This article is part of an ongoing series analyzing how the government shutdown and the debate over raising the debt ceiling are affecting Americans' views of government, government leaders, political parties, the economy, and the country in general.
WASHINGTON, D.C. -- With the Republican-controlled House of Representatives engaged in a tense, government-shuttering budgetary standoff against a Democratic president and Senate, the Republican Party is now viewed favorably by 28% of Americans, down from 38% in September. This is the lowest favorable rating measured for either party since Gallup began asking this question in 1992.
The Democratic Party also has a public image problem -- although not on the same elephantine scale as that of the Republican Party -- with 43% viewing the Democratic Party favorably, down four percentage points from last month.
These findings come from a Gallup poll conducted Oct. 3-6 that followed the Oct. 1 partial government shutdown after lawmakers in Washington were unable to pass a spending plan for the federal government.

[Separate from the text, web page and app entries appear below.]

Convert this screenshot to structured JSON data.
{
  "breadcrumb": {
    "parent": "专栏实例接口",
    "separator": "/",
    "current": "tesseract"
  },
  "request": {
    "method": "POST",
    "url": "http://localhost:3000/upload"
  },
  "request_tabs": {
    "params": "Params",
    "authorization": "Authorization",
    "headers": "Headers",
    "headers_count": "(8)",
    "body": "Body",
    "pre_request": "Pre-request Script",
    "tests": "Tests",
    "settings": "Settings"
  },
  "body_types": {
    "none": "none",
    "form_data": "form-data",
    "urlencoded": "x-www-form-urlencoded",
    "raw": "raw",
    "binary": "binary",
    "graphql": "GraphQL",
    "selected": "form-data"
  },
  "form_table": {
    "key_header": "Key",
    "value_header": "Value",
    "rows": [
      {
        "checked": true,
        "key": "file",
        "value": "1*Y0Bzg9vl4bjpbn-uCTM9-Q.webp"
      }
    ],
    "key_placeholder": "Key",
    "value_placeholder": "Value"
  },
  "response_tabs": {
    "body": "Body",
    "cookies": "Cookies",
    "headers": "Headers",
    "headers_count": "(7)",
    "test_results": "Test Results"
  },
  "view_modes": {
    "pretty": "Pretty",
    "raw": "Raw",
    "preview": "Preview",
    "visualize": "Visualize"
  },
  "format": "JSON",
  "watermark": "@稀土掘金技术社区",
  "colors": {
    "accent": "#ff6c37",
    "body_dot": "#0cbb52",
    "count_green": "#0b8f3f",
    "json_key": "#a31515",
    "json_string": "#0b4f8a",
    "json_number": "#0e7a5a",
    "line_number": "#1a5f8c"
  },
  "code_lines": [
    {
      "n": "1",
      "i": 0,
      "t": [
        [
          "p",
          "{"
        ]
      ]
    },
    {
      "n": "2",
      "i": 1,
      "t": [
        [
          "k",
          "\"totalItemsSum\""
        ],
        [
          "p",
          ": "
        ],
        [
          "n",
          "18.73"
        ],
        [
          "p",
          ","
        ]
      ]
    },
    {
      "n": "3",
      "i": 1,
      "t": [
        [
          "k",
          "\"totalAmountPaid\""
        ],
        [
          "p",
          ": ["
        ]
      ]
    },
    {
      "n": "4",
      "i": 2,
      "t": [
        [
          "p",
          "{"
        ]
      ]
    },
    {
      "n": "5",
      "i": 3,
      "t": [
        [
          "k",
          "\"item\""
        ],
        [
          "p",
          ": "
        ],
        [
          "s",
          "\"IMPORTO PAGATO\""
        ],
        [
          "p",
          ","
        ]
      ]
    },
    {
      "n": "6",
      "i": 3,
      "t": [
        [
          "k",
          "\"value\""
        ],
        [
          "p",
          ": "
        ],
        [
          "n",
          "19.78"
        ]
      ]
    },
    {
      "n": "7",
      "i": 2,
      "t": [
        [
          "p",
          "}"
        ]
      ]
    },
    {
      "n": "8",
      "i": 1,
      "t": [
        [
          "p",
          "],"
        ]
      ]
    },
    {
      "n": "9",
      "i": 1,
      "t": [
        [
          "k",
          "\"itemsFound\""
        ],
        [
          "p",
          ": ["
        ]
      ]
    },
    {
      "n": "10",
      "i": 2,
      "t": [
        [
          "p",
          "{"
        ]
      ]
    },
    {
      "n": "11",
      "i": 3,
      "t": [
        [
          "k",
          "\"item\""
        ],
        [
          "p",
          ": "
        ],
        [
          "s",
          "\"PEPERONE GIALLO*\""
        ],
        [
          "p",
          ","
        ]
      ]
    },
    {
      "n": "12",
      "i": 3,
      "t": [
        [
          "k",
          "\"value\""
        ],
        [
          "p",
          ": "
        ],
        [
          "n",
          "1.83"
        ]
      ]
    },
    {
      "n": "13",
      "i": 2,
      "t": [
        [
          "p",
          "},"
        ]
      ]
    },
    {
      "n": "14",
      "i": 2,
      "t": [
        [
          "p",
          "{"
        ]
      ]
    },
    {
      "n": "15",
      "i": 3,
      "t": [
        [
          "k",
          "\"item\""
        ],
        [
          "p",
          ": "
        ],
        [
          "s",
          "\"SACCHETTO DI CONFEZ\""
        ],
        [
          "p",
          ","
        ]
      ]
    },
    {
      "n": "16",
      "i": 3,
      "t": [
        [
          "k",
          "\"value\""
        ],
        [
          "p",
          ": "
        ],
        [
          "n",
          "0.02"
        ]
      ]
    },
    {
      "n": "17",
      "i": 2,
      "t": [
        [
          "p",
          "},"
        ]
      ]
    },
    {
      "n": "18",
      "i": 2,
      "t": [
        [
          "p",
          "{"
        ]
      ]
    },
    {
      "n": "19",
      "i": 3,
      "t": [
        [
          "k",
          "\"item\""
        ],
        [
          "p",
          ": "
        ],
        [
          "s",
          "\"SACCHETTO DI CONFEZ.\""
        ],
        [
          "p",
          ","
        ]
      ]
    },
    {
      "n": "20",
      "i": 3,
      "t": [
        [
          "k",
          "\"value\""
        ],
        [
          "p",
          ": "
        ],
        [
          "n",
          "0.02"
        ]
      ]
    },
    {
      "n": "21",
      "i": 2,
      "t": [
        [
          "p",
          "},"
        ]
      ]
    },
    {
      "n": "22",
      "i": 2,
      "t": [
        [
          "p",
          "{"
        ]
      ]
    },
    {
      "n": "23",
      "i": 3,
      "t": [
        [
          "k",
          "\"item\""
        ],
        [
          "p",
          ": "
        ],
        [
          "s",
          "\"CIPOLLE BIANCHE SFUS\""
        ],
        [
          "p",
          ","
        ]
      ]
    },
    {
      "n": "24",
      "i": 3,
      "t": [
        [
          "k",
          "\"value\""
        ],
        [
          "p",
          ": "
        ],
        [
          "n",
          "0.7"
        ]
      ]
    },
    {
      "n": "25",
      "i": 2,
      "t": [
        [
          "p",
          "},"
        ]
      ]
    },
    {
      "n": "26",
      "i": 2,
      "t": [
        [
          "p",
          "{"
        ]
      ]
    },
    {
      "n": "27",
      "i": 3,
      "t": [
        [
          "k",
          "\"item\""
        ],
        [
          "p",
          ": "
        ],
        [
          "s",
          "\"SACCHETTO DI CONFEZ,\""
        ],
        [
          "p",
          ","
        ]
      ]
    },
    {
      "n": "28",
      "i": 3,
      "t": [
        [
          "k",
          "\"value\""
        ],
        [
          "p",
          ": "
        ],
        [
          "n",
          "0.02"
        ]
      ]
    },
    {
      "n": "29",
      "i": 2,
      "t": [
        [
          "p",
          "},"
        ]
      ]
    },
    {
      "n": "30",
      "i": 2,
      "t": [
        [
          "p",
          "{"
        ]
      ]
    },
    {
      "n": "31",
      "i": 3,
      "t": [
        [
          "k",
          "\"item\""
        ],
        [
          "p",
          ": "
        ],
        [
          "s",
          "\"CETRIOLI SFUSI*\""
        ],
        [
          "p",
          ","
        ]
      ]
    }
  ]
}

More than six in 10 Americans (62%) now view the GOP unfavorably, a record high. By comparison, nearly half of Americans (49%) view the Democratic Party unfavorably. Roughly one in four Americans see both parties unfavorably.
Republicans More Likely to See Own Party Unfavorably
Self-identified Republicans are more than twice as likely to view their own party unfavorably (27%) as Democrats are to see their own party unfavorably (13%). The GOP's unfavorable rating among Republicans is up eight points from September, compared with a one-point rise in Democratic Party unfavorables among Democrats. These findings may be consistent with the widely circulated narrative that the Republican Party is internally splintered on how best to handle the budgetary negotiations.
Independents, meanwhile, remain unimpressed with both parties: Thirty-two percent view the Democratic Party favorably, while 27% view the Republican Party favorably.
As the two major political parties are locked in a high-stakes political imbroglio that has resulted in a government shutdown and may cause the first-ever default on the national debt, Americans are more likely to view both parties negatively than positively. The Republican Party is clearly taking a bigger political hit from Americans thus far in the unfolding saga, with 28% rating the GOP favorably -- a loss of 10 points from only a month ago. This contrasts with previous Gallup findings from just before the government shutdown showing the Republican Party making up ground on a few key issues. Thus, the Republican Party's current strategy in the fiscal debates may not be paying dividends.
For their part, the Democratic Party has also seen its favorability rating drop since September, though by a smaller four points. Moreover, both parties are down from where they were just after the 2012 elections, indicating the many political battles of 2013 have had a corrosive effect on the two parties' images.
Results for this Gallup poll are based on telephone interviews conducted Oct. 3-6, 2013, on the Gallup Daily tracking survey, with a random sample of 1,028 adults, aged 18 and older, living in all 50 U.S. states and the District of Columbia.
For results based on the total sample of national adults, one can say with 95% confidence that the margin of sampling error is ±4 percentage points.
Interviews are conducted with respondents on landline telephones and cellular phones, with interviews conducted in Spanish for respondents who are primarily Spanish-speaking. Each sample of national adults includes a minimum quota of 50% cellphone respondents and 50% landline respondents, with additional minimum quotas by region. Landline and cell telephone numbers are selected using random-digit-dial methods. Landline respondents are chosen at random within each household on the basis of which member had the most recent birthday.
Samples are weighted to correct for unequal selection probability, nonresponse, and double coverage of landline and cell users in the two sampling frames. They are also weighted to match the national demographics of gender, age, race, Hispanic ethnicity, education, region, population density, and phone status (cellphone only/landline only/both, and cellphone mostly). Demographic weighting targets are based on the March 2012 Current Population Survey figures for the aged 18 and older U.S. population. Phone status targets are based on the July-December 2011 National Health Interview Survey. Population density targets are based on the 2010 census. All reported margins of sampling error include the computed design effects for weighting.
In addition to sampling error, question wording and practical difficulties in conducting surveys can introduce error or bias into the findings of public opinion polls.
For more details on Gallup's polling methodology, visit www.gallup.com.